_TASK STATEMENT_
Reproduce the full listing without a single change.

_TASK DATA_
★ ★ ★ ★ ★
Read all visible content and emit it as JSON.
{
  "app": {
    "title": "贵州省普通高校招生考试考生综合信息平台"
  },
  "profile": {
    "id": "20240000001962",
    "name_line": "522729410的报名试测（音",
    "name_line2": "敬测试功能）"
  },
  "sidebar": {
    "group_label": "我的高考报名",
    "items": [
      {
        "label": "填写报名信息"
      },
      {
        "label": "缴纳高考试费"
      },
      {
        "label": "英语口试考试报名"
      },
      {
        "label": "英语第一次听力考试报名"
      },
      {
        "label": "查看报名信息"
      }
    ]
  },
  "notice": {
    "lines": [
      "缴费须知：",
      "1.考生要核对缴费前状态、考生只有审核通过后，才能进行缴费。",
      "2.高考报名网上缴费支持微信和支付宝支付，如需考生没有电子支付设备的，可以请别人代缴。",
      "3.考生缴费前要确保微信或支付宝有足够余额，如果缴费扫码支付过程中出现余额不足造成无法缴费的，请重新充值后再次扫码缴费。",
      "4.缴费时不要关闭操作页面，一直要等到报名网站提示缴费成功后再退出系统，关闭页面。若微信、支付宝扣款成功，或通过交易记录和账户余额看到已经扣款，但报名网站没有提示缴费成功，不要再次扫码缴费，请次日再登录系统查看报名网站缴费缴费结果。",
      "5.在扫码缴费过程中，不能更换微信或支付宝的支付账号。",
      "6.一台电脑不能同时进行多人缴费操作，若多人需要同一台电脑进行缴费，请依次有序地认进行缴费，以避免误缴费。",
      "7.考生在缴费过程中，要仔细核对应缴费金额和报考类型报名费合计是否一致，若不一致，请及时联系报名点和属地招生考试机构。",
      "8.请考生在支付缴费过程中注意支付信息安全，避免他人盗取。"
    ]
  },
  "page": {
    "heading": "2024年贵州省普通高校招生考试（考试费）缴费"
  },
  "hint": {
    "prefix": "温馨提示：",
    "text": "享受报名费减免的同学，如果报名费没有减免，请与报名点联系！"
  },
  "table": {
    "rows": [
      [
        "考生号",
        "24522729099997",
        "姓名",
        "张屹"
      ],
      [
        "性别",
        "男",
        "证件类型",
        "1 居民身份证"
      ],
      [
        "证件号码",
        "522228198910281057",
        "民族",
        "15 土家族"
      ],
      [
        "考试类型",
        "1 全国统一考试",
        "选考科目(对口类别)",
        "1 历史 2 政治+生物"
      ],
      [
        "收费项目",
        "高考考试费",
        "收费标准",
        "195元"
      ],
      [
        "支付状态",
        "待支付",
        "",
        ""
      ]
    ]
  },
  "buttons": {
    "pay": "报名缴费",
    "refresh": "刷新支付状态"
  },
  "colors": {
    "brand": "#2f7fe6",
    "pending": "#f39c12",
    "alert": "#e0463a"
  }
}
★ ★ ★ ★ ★
_OUTPUT BELOW_
Read all visible content and emit it as JSON.
{
  "app": {
    "title": "贵州省普通高校招生考试考生综合信息平台"
  },
  "profile": {
    "id": "20240000001962",
    "name_line": "522729410的报名试测（音",
    "name_line2": "敬测试功能）"
  },
  "sidebar": {
    "group_label": "我的高考报名",
    "items": [
      {
        "label": "填写报名信息"
      },
      {
        "label": "缴纳高考试费"
      },
      {
        "label": "英语口试考试报名"
      },
      {
        "label": "英语第一次听力考试报名"
      },
      {
        "label": "查看报名信息"
      }
    ]
  },
  "notice": {
    "lines": [
      "缴费须知：",
      "1.考生要核对缴费前状态、考生只有审核通过后，才能进行缴费。",
      "2.高考报名网上缴费支持微信和支付宝支付，如需考生没有电子支付设备的，可以请别人代缴。",
      "3.考生缴费前要确保微信或支付宝有足够余额，如果缴费扫码支付过程中出现余额不足造成无法缴费的，请重新充值后再次扫码缴费。",
      "4.缴费时不要关闭操作页面，一直要等到报名网站提示缴费成功后再退出系统，关闭页面。若微信、支付宝扣款成功，或通过交易记录和账户余额看到已经扣款，但报名网站没有提示缴费成功，不要再次扫码缴费，请次日再登录系统查看报名网站缴费缴费结果。",
      "5.在扫码缴费过程中，不能更换微信或支付宝的支付账号。",
      "6.一台电脑不能同时进行多人缴费操作，若多人需要同一台电脑进行缴费，请依次有序地认进行缴费，以避免误缴费。",
      "7.考生在缴费过程中，要仔细核对应缴费金额和报考类型报名费合计是否一致，若不一致，请及时联系报名点和属地招生考试机构。",
      "8.请考生在支付缴费过程中注意支付信息安全，避免他人盗取。"
    ]
  },
  "page": {
    "heading": "2024年贵州省普通高校招生考试（考试费）缴费"
  },
  "hint": {
    "prefix": "温馨提示：",
    "text": "享受报名费减免的同学，如果报名费没有减免，请与报名点联系！"
  },
  "table": {
    "rows": [
      [
        "考生号",
        "24522729099997",
        "姓名",
        "张屹"
      ],
      [
        "性别",
        "男",
        "证件类型",
        "1 居民身份证"
      ],
      [
        "证件号码",
        "522228198910281057",
        "民族",
        "15 土家族"
      ],
      [
        "考试类型",
        "1 全国统一考试",
        "选考科目(对口类别)",
        "1 历史 2 政治+生物"
      ],
      [
        "收费项目",
        "高考考试费",
        "收费标准",
        "195元"
      ],
      [
        "支付状态",
        "待支付",
        "",
        ""
      ]
    ]
  },
  "buttons": {
    "pay": "报名缴费",
    "refresh": "刷新支付状态"
  },
  "colors": {
    "brand": "#2f7fe6",
    "pending": "#f39c12",
    "alert": "#e0463a"
  }
}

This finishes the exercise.